» **Dataset**

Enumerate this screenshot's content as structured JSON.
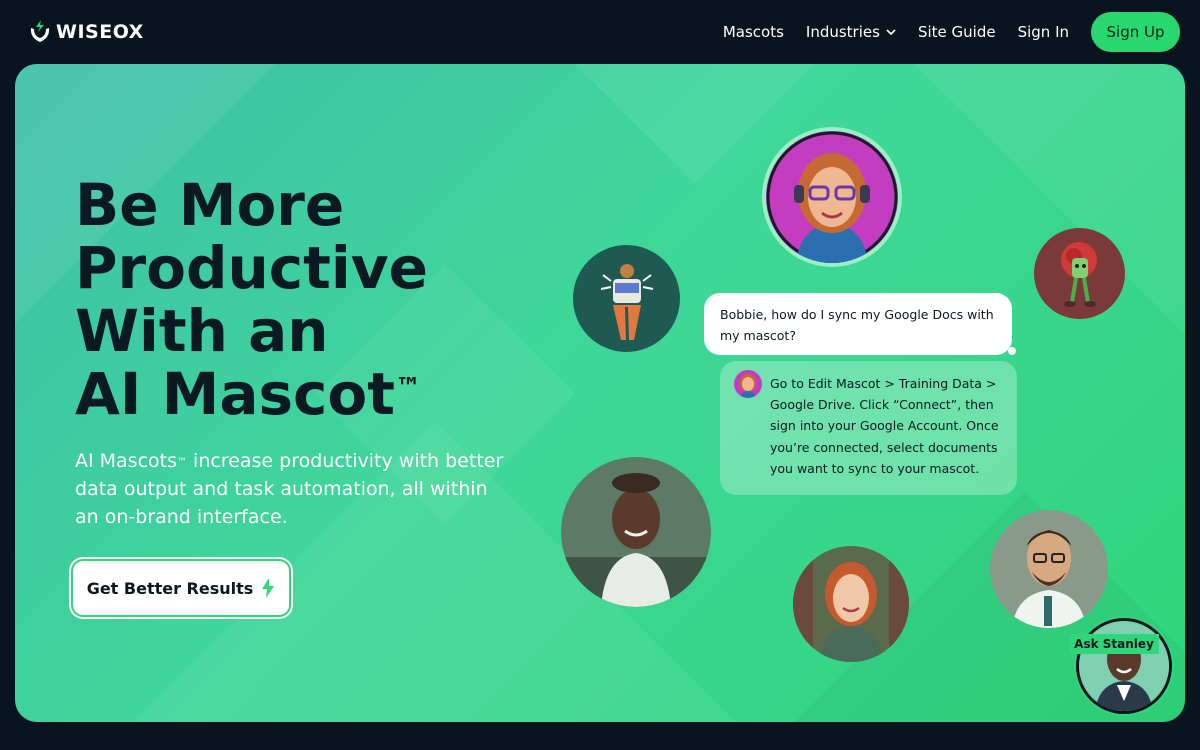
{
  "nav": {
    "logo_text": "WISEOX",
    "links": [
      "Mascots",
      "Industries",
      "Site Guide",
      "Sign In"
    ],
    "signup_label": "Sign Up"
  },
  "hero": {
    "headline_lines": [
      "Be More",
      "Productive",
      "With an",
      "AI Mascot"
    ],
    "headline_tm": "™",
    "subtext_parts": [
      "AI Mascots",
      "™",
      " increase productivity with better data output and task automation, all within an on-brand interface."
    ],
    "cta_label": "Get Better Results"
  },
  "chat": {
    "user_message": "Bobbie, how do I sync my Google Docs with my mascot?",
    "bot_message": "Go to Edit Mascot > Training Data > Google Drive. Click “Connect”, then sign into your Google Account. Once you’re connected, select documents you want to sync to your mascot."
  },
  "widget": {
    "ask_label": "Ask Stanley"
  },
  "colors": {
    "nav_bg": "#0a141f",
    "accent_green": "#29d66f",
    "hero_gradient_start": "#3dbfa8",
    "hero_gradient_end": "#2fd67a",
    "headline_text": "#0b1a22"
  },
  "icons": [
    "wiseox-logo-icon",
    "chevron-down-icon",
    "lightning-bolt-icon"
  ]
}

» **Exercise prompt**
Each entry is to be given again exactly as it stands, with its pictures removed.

» **Solution to the exercise**
Enumerate this screenshot's content as structured JSON.
{
  "nav": {
    "logo_text": "WISEOX",
    "links": [
      "Mascots",
      "Industries",
      "Site Guide",
      "Sign In"
    ],
    "signup_label": "Sign Up"
  },
  "hero": {
    "headline_lines": [
      "Be More",
      "Productive",
      "With an",
      "AI Mascot"
    ],
    "headline_tm": "™",
    "subtext_parts": [
      "AI Mascots",
      "™",
      " increase productivity with better data output and task automation, all within an on-brand interface."
    ],
    "cta_label": "Get Better Results"
  },
  "chat": {
    "user_message": "Bobbie, how do I sync my Google Docs with my mascot?",
    "bot_message": "Go to Edit Mascot > Training Data > Google Drive. Click “Connect”, then sign into your Google Account. Once you’re connected, select documents you want to sync to your mascot."
  },
  "widget": {
    "ask_label": "Ask Stanley"
  },
  "colors": {
    "nav_bg": "#0a141f",
    "accent_green": "#29d66f",
    "hero_gradient_start": "#3dbfa8",
    "hero_gradient_end": "#2fd67a",
    "headline_text": "#0b1a22"
  },
  "icons": [
    "wiseox-logo-icon",
    "chevron-down-icon",
    "lightning-bolt-icon"
  ]
}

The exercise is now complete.